GIVEN ENTRIES:
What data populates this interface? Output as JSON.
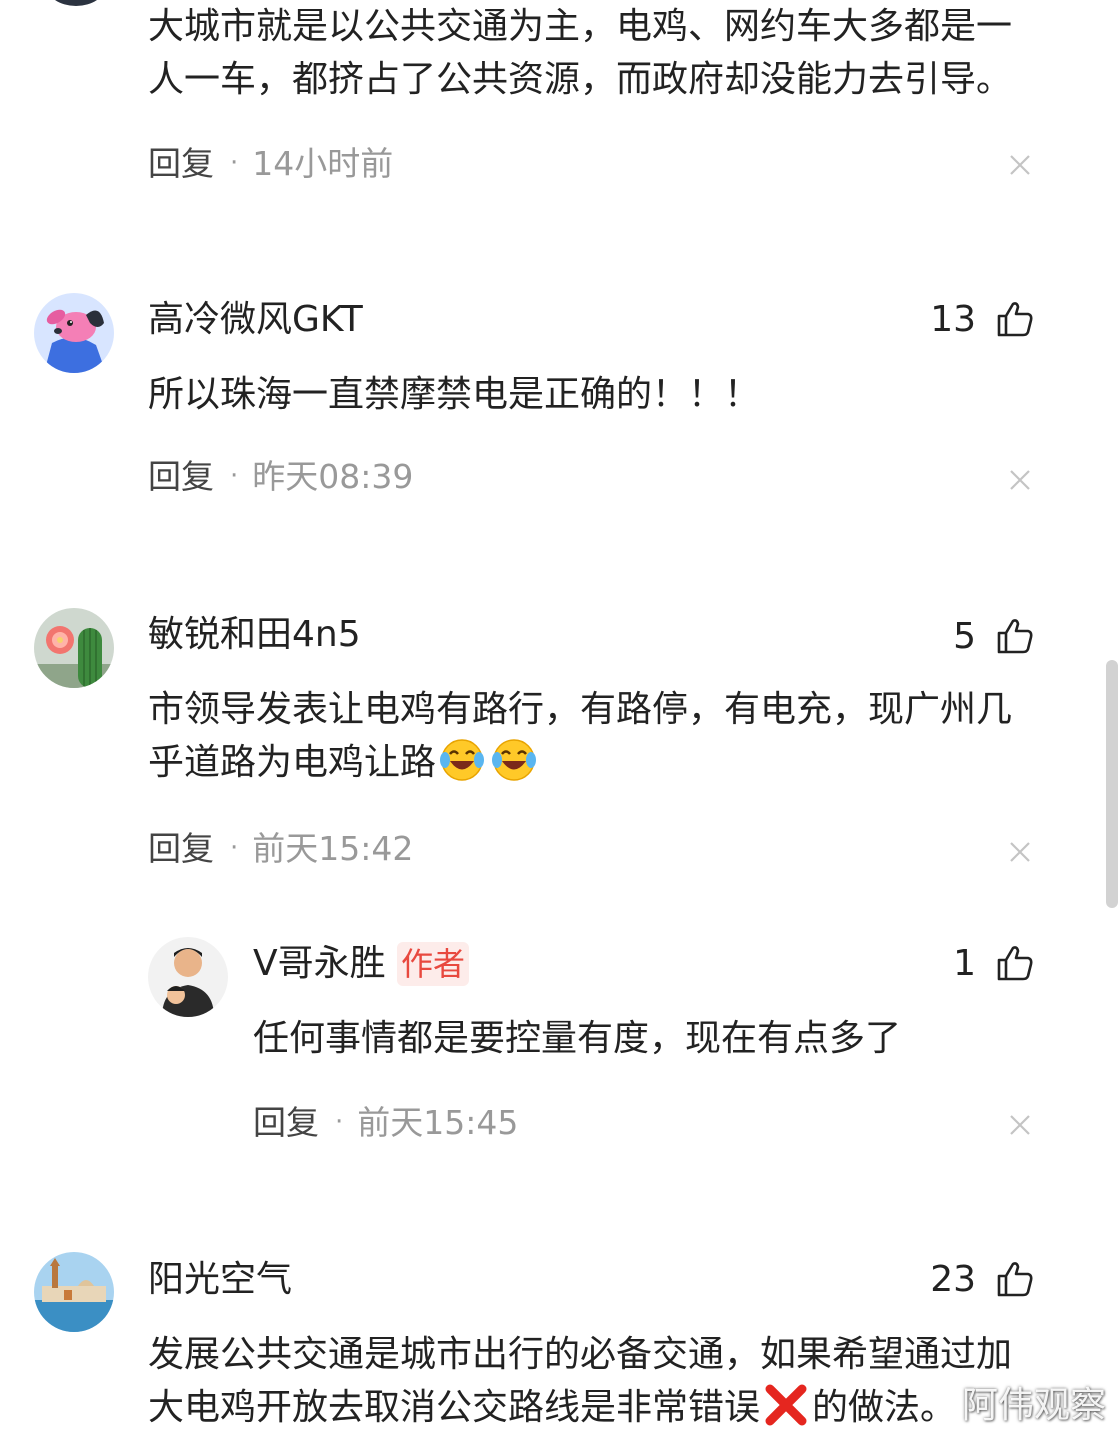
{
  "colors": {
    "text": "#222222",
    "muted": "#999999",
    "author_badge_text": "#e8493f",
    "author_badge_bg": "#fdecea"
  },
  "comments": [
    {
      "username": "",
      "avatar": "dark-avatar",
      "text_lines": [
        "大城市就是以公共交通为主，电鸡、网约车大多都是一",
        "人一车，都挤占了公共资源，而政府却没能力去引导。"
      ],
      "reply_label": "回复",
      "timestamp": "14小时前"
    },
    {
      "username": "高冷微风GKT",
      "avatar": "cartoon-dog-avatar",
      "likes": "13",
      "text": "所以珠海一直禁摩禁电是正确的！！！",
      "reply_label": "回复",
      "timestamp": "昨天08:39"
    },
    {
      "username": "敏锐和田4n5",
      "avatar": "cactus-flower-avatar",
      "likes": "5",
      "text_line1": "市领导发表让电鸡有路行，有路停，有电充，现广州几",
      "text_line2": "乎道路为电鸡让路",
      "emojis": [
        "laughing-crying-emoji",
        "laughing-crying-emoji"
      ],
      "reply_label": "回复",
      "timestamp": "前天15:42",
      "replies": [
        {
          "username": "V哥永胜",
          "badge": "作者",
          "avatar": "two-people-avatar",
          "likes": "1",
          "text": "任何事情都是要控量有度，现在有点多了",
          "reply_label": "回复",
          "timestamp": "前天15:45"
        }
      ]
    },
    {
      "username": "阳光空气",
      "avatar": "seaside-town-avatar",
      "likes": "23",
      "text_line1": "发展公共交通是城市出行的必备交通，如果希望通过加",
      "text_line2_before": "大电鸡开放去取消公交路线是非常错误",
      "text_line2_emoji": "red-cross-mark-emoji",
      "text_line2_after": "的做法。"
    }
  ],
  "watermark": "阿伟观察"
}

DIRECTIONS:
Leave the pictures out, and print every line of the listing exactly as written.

YOUR RESPONSE:
What data populates this interface? Output as JSON.
{
  "colors": {
    "text": "#222222",
    "muted": "#999999",
    "author_badge_text": "#e8493f",
    "author_badge_bg": "#fdecea"
  },
  "comments": [
    {
      "username": "",
      "avatar": "dark-avatar",
      "text_lines": [
        "大城市就是以公共交通为主，电鸡、网约车大多都是一",
        "人一车，都挤占了公共资源，而政府却没能力去引导。"
      ],
      "reply_label": "回复",
      "timestamp": "14小时前"
    },
    {
      "username": "高冷微风GKT",
      "avatar": "cartoon-dog-avatar",
      "likes": "13",
      "text": "所以珠海一直禁摩禁电是正确的！！！",
      "reply_label": "回复",
      "timestamp": "昨天08:39"
    },
    {
      "username": "敏锐和田4n5",
      "avatar": "cactus-flower-avatar",
      "likes": "5",
      "text_line1": "市领导发表让电鸡有路行，有路停，有电充，现广州几",
      "text_line2": "乎道路为电鸡让路",
      "emojis": [
        "laughing-crying-emoji",
        "laughing-crying-emoji"
      ],
      "reply_label": "回复",
      "timestamp": "前天15:42",
      "replies": [
        {
          "username": "V哥永胜",
          "badge": "作者",
          "avatar": "two-people-avatar",
          "likes": "1",
          "text": "任何事情都是要控量有度，现在有点多了",
          "reply_label": "回复",
          "timestamp": "前天15:45"
        }
      ]
    },
    {
      "username": "阳光空气",
      "avatar": "seaside-town-avatar",
      "likes": "23",
      "text_line1": "发展公共交通是城市出行的必备交通，如果希望通过加",
      "text_line2_before": "大电鸡开放去取消公交路线是非常错误",
      "text_line2_emoji": "red-cross-mark-emoji",
      "text_line2_after": "的做法。"
    }
  ],
  "watermark": "阿伟观察"
}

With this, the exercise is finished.